Funny, somebody had briefly listed a new novel on Amazon using John D. MacDonald's character Travis McGee. It lasted a few days before the estate found out about it. It was quietly and quickly removed. One fan did get a copy and said she could not get past the 10th chapter. MacDonald's estate had made it very clear there will never be any new books in that series. They feel it would be a dis-service to the memory of the writer.

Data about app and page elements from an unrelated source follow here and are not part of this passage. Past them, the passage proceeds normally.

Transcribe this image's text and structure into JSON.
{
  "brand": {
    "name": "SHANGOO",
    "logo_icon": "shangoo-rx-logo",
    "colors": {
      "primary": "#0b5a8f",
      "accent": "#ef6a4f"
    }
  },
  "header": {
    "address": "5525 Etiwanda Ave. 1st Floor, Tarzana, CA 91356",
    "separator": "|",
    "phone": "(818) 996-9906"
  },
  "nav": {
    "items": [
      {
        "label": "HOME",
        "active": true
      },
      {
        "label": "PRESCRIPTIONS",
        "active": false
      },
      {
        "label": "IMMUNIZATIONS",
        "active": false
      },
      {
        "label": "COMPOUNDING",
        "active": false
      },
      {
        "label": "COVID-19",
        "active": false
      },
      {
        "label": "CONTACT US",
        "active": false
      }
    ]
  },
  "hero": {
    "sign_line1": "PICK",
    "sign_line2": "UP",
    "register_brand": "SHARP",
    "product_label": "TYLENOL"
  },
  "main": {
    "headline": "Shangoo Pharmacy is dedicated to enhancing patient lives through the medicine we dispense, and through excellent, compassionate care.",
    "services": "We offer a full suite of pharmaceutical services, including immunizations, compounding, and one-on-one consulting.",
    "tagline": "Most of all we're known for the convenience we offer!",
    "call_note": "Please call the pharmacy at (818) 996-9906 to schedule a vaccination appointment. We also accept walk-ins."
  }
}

I once read a novelization of the Search for Spock. Would you have imagined that Saavik's skin smelled like pine? Me neither.
It basically takes 50 years for the author's dick to work its way fully out of the reviewer's mouth, and even then, it can be only partial. I would have waited before trying to make more profit off this dead male feminist's corpse, personally.
I can't hear the title of "The Girl With The Dragon Tattoo" without thinking of the original title "Men Who Hate Women" and how it was renamed into something dismissive and objectifying by men who hate women.
@19, does anyone ever call you "friend"?
These are always fucking bad. The Dune books by Herbert's son? Awful. The Foundation trilogy written after Asimov's death? That had some great authors doing it, and it still sucked.

Stop fucking the corpse and hoping money's gonna come out.
@20 They try, but she rebuffs them all, because anyone perfect enough to be tolerable has already achieved nirvana.
20- I'm not in Slog comments to make pals. I have friends who aren't even vegan, let alone perfect! And I'm nothing but lovely and nice to them. Even though they enjoy eating tortured animal carcass and maybe even have shopped at Target.
Want to hear some even worse news? Someone's trying to fill in for P.G. Wodehouse by writing a new Jeeves & Wooster story.

Pharyngula has a post about Gazans torturing cattle (stabbing, kicking, etc.) during a religious festival, which is just shocking and nauseating so I get your point about "tortured animal carcass".
Publishers have no dignity; they have quarterly targets...and they assume that we won't sufficiently reward being dignified (generally devalued) sufficiently to allow them to get away with it.